TASK TO COMPLETE ->
Using the data that follows, give the number of lines where the string "text" occurs, and nothing else.

INFORMATION ->
=======
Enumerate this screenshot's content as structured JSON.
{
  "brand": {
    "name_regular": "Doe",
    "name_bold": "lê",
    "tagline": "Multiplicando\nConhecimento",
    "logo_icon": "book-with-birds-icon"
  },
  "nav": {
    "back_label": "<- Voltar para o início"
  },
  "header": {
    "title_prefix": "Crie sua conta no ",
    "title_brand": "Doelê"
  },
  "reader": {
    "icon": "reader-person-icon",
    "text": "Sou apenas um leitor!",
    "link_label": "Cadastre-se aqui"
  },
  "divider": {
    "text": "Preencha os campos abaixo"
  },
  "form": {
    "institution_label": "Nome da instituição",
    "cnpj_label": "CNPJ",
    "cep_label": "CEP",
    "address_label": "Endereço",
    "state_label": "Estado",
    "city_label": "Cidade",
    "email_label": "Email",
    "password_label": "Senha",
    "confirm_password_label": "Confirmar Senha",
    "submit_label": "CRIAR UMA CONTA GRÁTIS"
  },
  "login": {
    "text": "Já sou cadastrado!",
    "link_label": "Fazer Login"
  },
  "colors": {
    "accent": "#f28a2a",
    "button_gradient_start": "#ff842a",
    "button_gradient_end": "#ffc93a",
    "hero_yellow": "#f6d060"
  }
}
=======
EXPECTED OUTPUT ->
3